WHAT YOU SHOULD DO. Return only those lines of the material that contain "main".

LISTED RECORDS.
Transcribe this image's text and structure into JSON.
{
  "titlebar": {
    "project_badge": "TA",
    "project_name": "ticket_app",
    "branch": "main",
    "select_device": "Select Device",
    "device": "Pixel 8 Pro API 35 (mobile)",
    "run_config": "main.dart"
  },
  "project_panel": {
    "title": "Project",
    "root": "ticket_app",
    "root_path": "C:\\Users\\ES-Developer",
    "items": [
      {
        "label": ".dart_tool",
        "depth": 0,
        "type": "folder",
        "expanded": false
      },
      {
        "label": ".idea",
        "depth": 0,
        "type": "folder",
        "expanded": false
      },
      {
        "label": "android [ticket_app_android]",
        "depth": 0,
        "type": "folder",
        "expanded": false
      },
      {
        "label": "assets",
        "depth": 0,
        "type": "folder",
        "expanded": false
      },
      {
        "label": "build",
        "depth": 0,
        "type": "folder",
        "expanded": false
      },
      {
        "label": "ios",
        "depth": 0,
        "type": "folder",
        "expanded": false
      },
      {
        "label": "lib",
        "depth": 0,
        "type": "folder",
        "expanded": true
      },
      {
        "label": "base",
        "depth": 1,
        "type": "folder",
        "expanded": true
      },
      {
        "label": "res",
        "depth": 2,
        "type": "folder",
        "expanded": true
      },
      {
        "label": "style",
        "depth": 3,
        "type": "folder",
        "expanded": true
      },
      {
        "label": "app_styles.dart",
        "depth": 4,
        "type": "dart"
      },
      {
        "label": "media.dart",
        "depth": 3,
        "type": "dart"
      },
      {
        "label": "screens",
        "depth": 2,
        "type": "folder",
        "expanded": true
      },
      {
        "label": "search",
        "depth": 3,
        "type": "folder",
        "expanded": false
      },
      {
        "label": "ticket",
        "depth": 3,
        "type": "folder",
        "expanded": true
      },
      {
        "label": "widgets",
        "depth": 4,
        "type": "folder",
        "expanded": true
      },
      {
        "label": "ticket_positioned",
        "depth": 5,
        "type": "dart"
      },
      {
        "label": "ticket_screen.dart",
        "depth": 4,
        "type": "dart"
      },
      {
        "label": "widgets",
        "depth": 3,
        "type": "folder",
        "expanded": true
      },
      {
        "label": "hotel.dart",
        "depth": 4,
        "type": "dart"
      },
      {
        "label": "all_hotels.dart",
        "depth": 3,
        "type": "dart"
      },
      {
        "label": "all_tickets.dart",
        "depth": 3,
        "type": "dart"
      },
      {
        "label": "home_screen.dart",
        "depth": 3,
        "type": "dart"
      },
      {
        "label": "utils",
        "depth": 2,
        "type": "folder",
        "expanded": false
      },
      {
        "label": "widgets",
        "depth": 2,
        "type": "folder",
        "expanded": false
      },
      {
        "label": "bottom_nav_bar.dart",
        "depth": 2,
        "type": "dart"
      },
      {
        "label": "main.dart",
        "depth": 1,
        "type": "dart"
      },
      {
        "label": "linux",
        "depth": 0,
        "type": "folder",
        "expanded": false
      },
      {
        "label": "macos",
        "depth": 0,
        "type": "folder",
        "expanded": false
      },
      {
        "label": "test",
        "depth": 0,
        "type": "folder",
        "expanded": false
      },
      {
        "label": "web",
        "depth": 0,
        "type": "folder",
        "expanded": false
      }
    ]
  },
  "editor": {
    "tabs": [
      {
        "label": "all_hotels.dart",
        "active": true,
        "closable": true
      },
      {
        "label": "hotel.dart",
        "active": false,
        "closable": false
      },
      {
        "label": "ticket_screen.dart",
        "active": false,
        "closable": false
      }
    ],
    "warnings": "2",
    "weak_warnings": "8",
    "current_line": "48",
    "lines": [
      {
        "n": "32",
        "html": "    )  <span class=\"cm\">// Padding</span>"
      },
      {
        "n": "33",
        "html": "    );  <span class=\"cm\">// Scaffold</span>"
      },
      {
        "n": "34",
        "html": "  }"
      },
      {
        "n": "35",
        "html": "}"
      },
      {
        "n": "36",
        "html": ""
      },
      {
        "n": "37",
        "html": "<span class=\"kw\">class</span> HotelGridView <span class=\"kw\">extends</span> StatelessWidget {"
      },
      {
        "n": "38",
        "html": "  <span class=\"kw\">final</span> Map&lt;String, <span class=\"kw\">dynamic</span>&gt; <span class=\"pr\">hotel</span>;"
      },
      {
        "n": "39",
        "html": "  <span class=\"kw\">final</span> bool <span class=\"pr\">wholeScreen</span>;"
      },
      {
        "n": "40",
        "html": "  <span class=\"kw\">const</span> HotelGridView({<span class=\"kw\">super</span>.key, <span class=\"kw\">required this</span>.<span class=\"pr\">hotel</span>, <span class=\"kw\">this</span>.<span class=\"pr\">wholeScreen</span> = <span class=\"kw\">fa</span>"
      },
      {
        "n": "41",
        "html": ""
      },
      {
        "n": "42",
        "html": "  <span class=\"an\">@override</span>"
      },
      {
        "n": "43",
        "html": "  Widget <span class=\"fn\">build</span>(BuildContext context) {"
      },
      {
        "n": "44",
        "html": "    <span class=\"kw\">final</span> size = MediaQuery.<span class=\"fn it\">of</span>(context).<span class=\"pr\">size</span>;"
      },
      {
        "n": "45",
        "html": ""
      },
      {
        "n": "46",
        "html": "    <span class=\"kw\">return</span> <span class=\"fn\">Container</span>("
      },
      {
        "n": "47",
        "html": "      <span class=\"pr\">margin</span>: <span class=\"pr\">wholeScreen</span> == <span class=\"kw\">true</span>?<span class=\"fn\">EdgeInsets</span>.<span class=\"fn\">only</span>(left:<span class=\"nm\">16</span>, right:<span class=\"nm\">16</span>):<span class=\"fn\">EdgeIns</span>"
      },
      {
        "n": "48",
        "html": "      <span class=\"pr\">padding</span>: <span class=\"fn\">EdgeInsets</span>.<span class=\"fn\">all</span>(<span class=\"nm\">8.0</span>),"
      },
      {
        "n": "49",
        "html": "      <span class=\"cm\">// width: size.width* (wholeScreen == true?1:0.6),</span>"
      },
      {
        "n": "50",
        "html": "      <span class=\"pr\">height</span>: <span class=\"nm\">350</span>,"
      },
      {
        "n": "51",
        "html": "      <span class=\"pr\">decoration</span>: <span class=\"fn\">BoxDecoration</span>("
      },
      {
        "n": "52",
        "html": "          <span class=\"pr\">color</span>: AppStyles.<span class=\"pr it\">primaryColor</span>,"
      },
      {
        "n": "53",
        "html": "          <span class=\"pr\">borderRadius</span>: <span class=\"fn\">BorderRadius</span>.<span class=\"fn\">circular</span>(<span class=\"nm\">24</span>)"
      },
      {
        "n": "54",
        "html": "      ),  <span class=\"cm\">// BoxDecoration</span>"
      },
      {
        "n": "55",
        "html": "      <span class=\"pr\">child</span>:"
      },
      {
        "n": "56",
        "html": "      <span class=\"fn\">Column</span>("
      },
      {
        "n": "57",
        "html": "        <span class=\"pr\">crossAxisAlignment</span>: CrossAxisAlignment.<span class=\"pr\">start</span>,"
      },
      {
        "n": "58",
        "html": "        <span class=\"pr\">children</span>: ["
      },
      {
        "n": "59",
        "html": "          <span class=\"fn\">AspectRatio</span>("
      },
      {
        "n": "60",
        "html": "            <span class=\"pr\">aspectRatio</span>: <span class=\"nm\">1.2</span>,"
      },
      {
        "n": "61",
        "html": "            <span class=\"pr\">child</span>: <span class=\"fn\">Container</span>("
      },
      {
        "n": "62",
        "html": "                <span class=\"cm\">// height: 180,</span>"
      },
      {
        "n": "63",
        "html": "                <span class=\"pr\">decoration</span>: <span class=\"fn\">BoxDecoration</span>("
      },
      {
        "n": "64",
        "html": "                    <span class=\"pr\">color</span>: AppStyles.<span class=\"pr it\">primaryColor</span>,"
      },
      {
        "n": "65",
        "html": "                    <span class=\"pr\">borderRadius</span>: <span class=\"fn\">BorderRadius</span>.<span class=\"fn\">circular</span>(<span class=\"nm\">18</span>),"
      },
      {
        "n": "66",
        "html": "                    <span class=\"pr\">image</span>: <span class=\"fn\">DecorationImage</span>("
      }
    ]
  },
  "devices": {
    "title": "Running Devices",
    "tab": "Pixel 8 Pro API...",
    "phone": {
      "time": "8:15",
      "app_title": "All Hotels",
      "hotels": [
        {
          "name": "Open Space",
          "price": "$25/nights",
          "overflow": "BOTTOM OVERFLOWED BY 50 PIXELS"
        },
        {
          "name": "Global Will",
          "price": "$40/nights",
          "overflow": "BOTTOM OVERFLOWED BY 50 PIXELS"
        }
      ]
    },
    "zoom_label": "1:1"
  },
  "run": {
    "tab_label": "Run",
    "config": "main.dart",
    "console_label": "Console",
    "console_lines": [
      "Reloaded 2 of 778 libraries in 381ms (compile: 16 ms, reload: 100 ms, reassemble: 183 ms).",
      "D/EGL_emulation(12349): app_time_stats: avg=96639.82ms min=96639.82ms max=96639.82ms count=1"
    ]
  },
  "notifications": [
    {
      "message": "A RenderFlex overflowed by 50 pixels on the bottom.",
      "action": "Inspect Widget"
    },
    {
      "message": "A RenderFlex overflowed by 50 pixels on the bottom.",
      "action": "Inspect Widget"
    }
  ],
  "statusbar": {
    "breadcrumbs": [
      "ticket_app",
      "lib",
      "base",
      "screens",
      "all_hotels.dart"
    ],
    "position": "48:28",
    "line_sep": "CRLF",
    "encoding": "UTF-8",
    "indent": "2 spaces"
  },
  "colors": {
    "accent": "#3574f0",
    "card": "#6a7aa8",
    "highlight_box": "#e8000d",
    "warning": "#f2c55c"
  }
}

OUTPUT OF THE EXERCISE.
    "branch": "main",
    "run_config": "main.dart"
        "label": "main.dart",
    "config": "main.dart",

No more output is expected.